The deal will see Samsung’s NFC-enabled handsets pre-loaded with the Visa payWave app that uses NFC technology to integrate a user’s bank account info directly with their smartphones.
Samsung and Visa are hopeful that their agreement will encourage more businesses to adopt a mobile payments ecosystem, especially given the vast number of handsets that are already enabled with NFC technology. According to ABI Research, around 200 million handsets currently support NFC, but this will rise to some 1.95 billion devices by 2017. Furthermore, virtually all the top smartphone manufacturers have introduced at least one device equipped with NFC, which is expected to become a default technology for flagship phones in the near future.
Samsung was one of the first to embrace NFC, integrating the technology with its Galaxy S3, while others have recently jumped on the bandwagon. Both of Blackberry’s new handsets, the Z10 and Q10, are equipped with NFC, as is the Nokia Lumia 920, and it’s pretty much a given that the upcoming Galaxy S4 will also have it. In addition to phone makers, other financial service providers seem keen to get in on the act, with MasterCard using the MWC stage to show off its updated MasterPass digital wallet, which can support NFC.
Smartphone Payments Face Uphill Struggle
But companies are going to have a very tough time convincing consumers to swap their credit cards and cash for their smartphones, claims at least one analyst. Eden Zoller from the research firm Ovum said that Samsung and Visa will both need to make a huge effort to persuade consumers of the benefits of NFC payments:
“Both Samsung and Visa are committed to NFC and we would expect them to put effort and marketing muscle behind making consumers aware of the potential benefits that NFC payments can bring. This is desperately needed as for most consumers, mobile payments – let alone NFC – is simply not on their radar,” warns Zoller.
“This is backed up by Ovum’s latest Consumer Insights survey; when consumers were asked to rank their most frequently applications, mobile commerce related applications were very low down on their list compared to mobile games, email, and social networking.”
For its part, Visa is quick to claim that its contactless payments are now responsible for some 13 million transactions a month, but while that may sound like a lot, compared to other forms of electronic payment, it really isn’t – Visa Europe for instance, typically makes this many transaction in just 12 hours.
The biggest problem for consumers is that most just can’t see how switching to NFC payments would benefit them – after all, most people do not find it much of an inconvenience to use their credit cards of even pay in cash, as this still only takes a few seconds.
The second issue to be overcome is the lack of infrastructure. The vast majority of businesses simply don’t accept this kind of payment. Samsung and Visa will have to make a big push to get enough deals done between banks and businesses to make NFC payments attractive.
For sure these problems can be overcome, in time, but then again things haven’t exactly been helped by Apple’s steadfast refusal to adopt NFC on its iPhones.

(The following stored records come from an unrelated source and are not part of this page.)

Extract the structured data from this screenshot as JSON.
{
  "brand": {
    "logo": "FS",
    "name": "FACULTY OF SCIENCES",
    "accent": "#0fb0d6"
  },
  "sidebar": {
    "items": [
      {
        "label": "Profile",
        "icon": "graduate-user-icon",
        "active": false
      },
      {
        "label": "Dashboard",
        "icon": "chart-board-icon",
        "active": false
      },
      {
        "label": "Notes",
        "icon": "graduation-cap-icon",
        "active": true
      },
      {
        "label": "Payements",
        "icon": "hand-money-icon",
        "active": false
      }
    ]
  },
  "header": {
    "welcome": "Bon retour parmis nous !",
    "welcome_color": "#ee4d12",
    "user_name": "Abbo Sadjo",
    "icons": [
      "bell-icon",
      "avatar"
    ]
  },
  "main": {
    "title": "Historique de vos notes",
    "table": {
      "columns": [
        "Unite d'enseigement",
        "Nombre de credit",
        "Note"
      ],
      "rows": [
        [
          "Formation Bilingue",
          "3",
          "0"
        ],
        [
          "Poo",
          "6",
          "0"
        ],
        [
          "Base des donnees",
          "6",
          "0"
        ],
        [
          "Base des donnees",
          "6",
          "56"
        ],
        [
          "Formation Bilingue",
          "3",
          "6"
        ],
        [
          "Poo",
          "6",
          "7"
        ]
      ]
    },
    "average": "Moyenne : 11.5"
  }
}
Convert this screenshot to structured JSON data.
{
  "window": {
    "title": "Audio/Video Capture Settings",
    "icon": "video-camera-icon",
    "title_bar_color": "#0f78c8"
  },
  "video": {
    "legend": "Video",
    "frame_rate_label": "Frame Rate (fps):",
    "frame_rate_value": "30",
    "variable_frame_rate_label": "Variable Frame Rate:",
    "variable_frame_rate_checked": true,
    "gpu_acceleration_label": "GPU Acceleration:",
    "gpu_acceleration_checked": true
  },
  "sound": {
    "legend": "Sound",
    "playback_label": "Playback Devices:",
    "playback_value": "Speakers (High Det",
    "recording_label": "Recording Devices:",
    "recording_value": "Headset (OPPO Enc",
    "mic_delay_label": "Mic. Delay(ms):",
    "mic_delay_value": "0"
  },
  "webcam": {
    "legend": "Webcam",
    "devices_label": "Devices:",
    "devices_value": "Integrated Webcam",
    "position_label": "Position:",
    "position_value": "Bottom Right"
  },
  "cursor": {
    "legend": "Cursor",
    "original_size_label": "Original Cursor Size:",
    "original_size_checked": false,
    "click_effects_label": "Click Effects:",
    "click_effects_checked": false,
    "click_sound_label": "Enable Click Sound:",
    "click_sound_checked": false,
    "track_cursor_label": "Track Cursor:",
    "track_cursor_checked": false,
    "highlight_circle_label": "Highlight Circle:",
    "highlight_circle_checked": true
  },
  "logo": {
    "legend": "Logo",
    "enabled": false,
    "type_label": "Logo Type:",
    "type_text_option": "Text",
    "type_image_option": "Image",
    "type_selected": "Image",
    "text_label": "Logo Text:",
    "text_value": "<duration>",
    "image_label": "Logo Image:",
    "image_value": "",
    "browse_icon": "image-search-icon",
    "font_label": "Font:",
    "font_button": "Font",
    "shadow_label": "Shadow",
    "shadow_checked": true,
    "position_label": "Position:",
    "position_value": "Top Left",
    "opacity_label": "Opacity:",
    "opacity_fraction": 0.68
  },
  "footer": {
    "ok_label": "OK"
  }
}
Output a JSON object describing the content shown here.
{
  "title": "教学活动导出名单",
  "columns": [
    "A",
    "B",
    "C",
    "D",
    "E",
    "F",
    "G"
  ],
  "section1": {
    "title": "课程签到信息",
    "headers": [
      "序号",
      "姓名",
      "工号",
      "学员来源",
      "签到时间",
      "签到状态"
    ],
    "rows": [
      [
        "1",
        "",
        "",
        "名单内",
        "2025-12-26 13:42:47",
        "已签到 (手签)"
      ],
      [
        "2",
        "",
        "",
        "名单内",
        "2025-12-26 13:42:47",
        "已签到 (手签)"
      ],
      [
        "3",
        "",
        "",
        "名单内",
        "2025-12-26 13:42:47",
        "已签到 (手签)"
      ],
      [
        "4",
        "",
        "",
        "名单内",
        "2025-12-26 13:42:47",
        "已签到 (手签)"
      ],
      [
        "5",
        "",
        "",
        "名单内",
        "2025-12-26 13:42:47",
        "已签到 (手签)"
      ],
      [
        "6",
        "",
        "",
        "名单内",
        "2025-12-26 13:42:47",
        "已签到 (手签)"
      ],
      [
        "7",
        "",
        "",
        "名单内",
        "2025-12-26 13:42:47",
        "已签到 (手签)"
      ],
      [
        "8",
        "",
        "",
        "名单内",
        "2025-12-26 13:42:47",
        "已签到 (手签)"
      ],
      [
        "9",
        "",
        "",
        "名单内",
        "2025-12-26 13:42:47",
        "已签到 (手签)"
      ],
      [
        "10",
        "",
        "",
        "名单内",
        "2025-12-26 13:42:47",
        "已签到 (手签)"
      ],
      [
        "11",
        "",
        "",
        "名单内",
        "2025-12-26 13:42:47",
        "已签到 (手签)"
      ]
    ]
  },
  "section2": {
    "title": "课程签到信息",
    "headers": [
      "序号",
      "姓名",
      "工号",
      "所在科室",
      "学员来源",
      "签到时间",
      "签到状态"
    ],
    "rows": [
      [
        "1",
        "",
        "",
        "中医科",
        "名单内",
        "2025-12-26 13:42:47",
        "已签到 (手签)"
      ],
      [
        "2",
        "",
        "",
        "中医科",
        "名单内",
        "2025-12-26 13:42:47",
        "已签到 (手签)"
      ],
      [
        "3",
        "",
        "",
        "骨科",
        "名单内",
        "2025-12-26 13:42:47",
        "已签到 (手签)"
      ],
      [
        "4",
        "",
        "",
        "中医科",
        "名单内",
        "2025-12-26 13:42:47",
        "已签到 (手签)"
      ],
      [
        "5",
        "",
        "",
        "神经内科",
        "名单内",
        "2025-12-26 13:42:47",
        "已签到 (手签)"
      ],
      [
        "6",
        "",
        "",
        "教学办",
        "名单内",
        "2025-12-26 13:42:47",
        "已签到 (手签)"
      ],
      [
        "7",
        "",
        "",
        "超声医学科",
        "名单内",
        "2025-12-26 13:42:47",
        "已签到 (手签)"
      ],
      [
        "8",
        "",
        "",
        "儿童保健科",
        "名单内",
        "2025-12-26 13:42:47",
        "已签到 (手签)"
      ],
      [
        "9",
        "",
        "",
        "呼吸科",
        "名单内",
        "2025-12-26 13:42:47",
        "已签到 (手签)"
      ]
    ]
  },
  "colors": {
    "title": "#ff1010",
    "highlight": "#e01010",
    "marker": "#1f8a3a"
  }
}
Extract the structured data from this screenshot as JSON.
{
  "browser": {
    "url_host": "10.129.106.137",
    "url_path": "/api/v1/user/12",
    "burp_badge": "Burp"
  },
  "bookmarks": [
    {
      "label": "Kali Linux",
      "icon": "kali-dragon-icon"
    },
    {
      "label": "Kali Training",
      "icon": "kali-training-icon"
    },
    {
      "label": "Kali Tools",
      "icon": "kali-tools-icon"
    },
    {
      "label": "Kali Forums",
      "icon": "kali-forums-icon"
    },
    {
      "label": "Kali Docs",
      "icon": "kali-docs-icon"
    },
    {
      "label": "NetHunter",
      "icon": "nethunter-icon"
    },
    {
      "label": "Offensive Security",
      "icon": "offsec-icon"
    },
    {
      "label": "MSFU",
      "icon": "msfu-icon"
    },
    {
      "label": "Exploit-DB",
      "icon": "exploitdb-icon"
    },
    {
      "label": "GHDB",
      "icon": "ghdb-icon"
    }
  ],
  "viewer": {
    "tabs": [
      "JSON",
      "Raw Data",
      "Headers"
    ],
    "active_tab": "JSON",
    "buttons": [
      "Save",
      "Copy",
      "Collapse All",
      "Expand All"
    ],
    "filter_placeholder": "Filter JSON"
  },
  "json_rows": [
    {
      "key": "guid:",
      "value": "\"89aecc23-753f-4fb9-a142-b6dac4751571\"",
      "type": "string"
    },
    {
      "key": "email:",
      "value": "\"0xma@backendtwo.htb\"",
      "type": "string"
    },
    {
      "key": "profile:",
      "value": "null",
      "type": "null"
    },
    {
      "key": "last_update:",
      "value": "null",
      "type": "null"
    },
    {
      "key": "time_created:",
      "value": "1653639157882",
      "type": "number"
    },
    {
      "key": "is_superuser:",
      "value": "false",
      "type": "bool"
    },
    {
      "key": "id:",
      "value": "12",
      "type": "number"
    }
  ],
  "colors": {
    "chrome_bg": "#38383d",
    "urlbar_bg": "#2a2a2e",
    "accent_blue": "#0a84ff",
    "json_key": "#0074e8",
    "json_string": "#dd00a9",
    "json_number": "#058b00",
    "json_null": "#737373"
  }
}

That the iPhone 5 lacks NFC means that many businesses and banks will be unwilling to consider mobile payments when one of the smartphone world’s biggest players hasn’t jumped onboard, especially when one might argue that Apple users are generally wealthier and as such, more likely to adopt the technology.
NFC payments are sure to be big in the future, but it’ll be some time before anyone goes ditching their wallet.